The list of bummer abortion movies — wherein a terminated pregnancy is the center of an upsetting story line — is interminably long. Recent years have given us some great exceptions (Obvious Child, Saint Frances, Grandma) and the newest addition is coming to HBO Max today, September 10. (Some spoilers ahead.)
Unpregnant is one part road movie, one part buddy comedy. It stars Haley Lu Richardson as Veronica, a straight-A high-school senior who’s all set to live out her Ivy League dreams when she discovers she’s pregnant. Veronica must turn to Bailey (Barbie Ferreira), her grungy ex–best friend, to drive her to the closest clinic, which is nearly 1,000 miles away.
What ensues is a rollicking, genre-bending road trip with shades of Thelma & Louise and Fast & Furious. More than anything, Unpregnant feels like a funny hangout movie, but it focuses its humor on the outrageous measures often required in order to terminate a pregnancy. And when we finally get to the procedure itself — in a departure from the majority of films that deal with abortion, which are rife with inaccuracies — Unpregnant shows what happens when someone gets an abortion, clearly and scrupulously.
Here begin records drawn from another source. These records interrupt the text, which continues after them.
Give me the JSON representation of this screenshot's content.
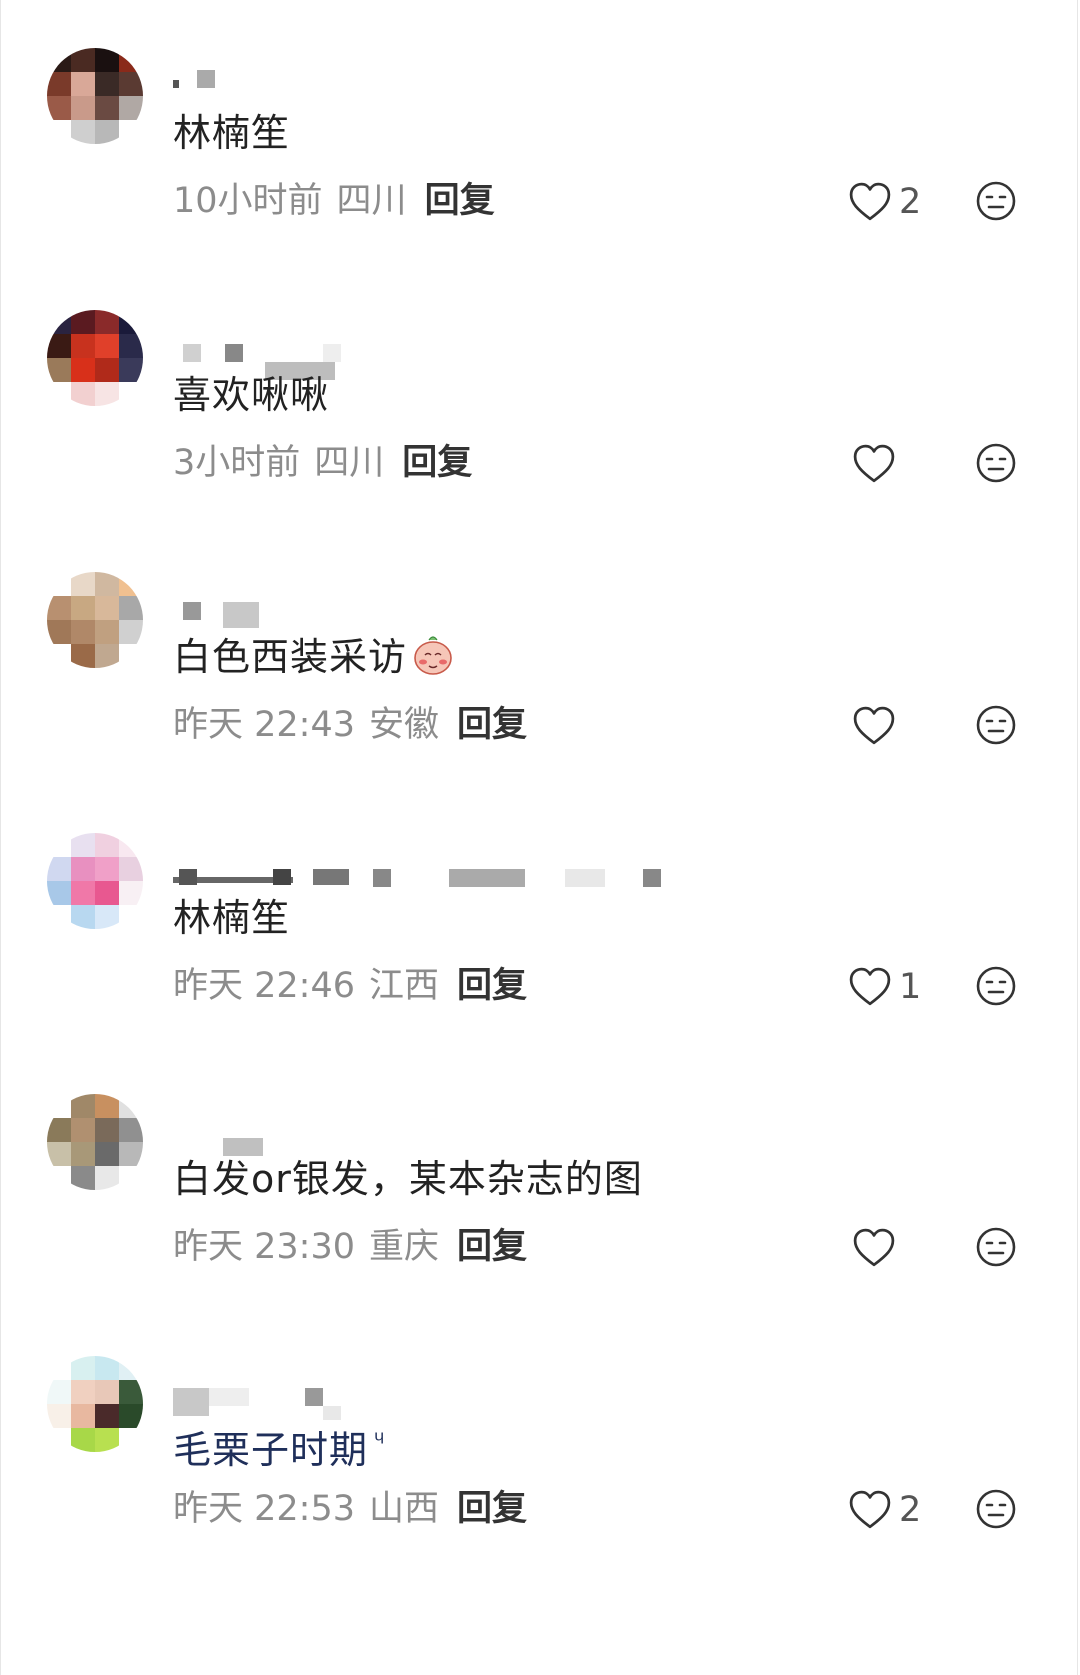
{
  "comments": [
    {
      "content": "林楠笙",
      "time": "10小时前",
      "region": "四川",
      "reply": "回复",
      "likes": "2"
    },
    {
      "content": "喜欢啾啾",
      "time": "3小时前",
      "region": "四川",
      "reply": "回复",
      "likes": ""
    },
    {
      "content": "白色西装采访",
      "time": "昨天 22:43",
      "region": "安徽",
      "reply": "回复",
      "likes": "",
      "sticker": "blushing-peach-sticker"
    },
    {
      "content": "林楠笙",
      "time": "昨天 22:46",
      "region": "江西",
      "reply": "回复",
      "likes": "1"
    },
    {
      "content": "白发or银发，某本杂志的图",
      "time": "昨天 23:30",
      "region": "重庆",
      "reply": "回复",
      "likes": ""
    },
    {
      "content": "毛栗子时期",
      "time": "昨天 22:53",
      "region": "山西",
      "reply": "回复",
      "likes": "2",
      "trailing_mark": "ᶣ"
    }
  ],
  "icons": {
    "like": "heart-outline-icon",
    "reaction": "neutral-face-icon"
  },
  "colors": {
    "text": "#222222",
    "meta": "#8c8c8c",
    "reply": "#333333",
    "icon": "#333333"
  }
}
The Cut spoke to director Rachel Lee Goldenberg about her own experience with abortion, and why it was important to her to make a film that treats it not only as ordinary and essential, but normal.
Are reproductive rights and access to abortion something you’ve always been interested in?
It’s become really important to me. I had an abortion years ago and didn’t talk about it, and never questioned the decision not to talk about it. In the past few years I had the realization that that was its own political choice. So I made it my mission to start talking about it, and seeing what I could do to normalize and destigmatize it, because it was a right that I was really grateful to have.
Unfortunately, it’s still sort of radical to use comedy as a vehicle to discuss abortion. Was it difficult to toe that line?
The comedy in the film comes from two main places. It comes from the odd-couple dynamic between Haley [Veronica] and Barbie [Bailey.] And the other main source of comedy is how difficult it is for Veronica to get the abortion that she wants. So most of the comedy in the road trip comes from the journey that they’re taking, and it’s using a comedic lens to say, Why is this so hard?
Were you inspired by other onscreen representations of abortion?
I’m glad so many movies lately have been tackling abortion. I’m grateful for it in all its forms. My preference would be that the whole idea of “abortion movies” was obsolete because access is easy and safe and available to everyone. But our references were everything: Thelma & Louise to Planes, Trains and Automobiles to Get Out to Fast & Furious.
So you weren’t even really looking to so-called abortion movies.
Yeah. We modeled Veronica’s costume journey after Thelma’s. She had such a great arc of sort of going from hyperfeminine clothes to building a sort of tougher look. And when writing and directing a certain sequence [in which pro-life activists kidnap the protagonists] we relied heavily on Get Out.
I really loved how you showed the process of getting an abortion at the end, in the Planned Parenthood, just how it goes down and how chill it is.
In terms of how we present abortion in the film, Veronica’s experience was such that the abortion itself was something that she was relieved to finally be able to get. That’s the point. I myself actually used the abortion pill — but for me it wasn’t a traumatic experience. It was an experience I was really grateful for.
I’m proud to be working on a project that will hopefully help destigmatize and normalize abortion. The majority of Americans support Roe v. Wade, and one in four people who can get pregnant will have an abortion in their lifetime. Everyone knows and loves someone who’s had an abortion. I’m proud to be bringing this movie to people about a topic that I think should be talked about more in the light.